• Assigned task:
Reprint all of the data below exactly as shown and skip every image.

The data Start Marker

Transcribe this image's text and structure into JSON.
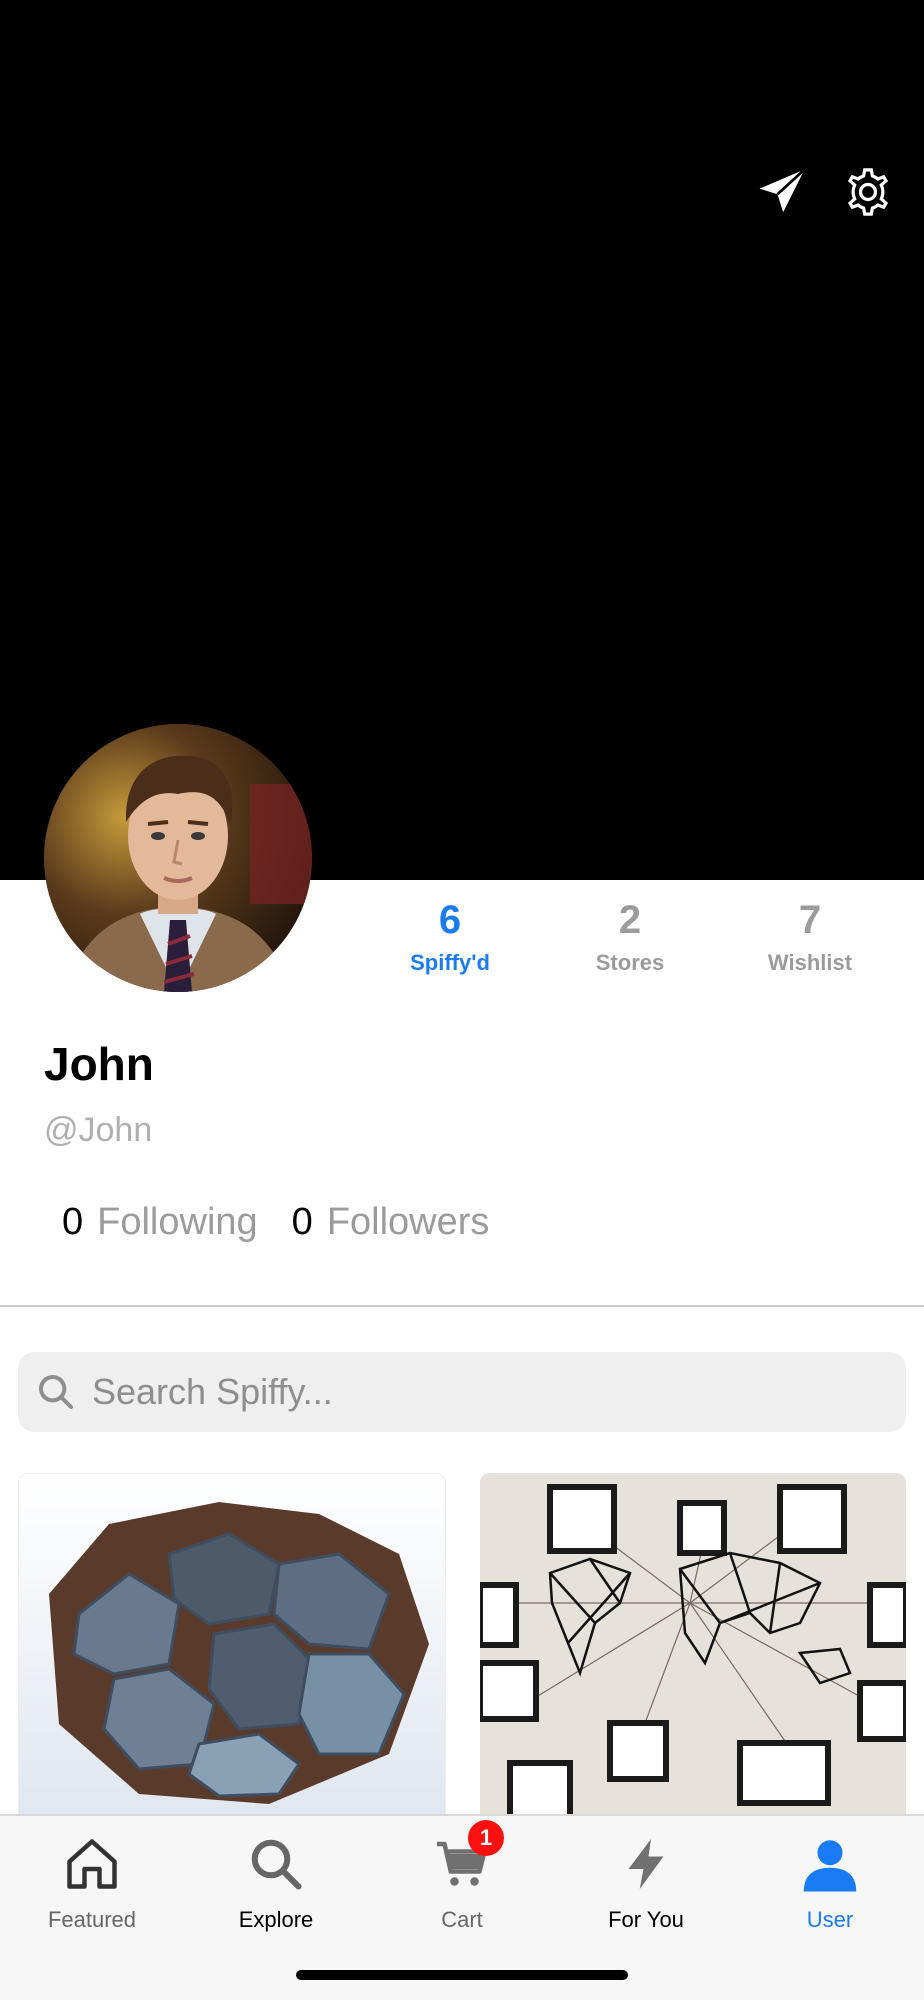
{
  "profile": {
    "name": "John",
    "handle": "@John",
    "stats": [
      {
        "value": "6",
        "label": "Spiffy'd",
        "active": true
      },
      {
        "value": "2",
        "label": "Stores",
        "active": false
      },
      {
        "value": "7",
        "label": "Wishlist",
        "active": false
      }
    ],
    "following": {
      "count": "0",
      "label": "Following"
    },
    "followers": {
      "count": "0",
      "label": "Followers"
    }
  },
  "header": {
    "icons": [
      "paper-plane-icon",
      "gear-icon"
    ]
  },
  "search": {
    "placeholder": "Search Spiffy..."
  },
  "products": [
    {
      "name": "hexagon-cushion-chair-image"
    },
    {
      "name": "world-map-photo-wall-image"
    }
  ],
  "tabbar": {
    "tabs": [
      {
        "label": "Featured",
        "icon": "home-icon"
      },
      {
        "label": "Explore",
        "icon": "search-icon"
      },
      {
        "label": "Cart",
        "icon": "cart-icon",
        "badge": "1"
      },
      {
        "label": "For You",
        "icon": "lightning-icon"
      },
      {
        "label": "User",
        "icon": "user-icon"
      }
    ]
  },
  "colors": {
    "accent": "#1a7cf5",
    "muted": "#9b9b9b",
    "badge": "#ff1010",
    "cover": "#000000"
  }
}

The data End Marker

• Answer to this problem:
Transcribe this image's text and structure into JSON.
{
  "profile": {
    "name": "John",
    "handle": "@John",
    "stats": [
      {
        "value": "6",
        "label": "Spiffy'd",
        "active": true
      },
      {
        "value": "2",
        "label": "Stores",
        "active": false
      },
      {
        "value": "7",
        "label": "Wishlist",
        "active": false
      }
    ],
    "following": {
      "count": "0",
      "label": "Following"
    },
    "followers": {
      "count": "0",
      "label": "Followers"
    }
  },
  "header": {
    "icons": [
      "paper-plane-icon",
      "gear-icon"
    ]
  },
  "search": {
    "placeholder": "Search Spiffy..."
  },
  "products": [
    {
      "name": "hexagon-cushion-chair-image"
    },
    {
      "name": "world-map-photo-wall-image"
    }
  ],
  "tabbar": {
    "tabs": [
      {
        "label": "Featured",
        "icon": "home-icon"
      },
      {
        "label": "Explore",
        "icon": "search-icon"
      },
      {
        "label": "Cart",
        "icon": "cart-icon",
        "badge": "1"
      },
      {
        "label": "For You",
        "icon": "lightning-icon"
      },
      {
        "label": "User",
        "icon": "user-icon"
      }
    ]
  },
  "colors": {
    "accent": "#1a7cf5",
    "muted": "#9b9b9b",
    "badge": "#ff1010",
    "cover": "#000000"
  }
}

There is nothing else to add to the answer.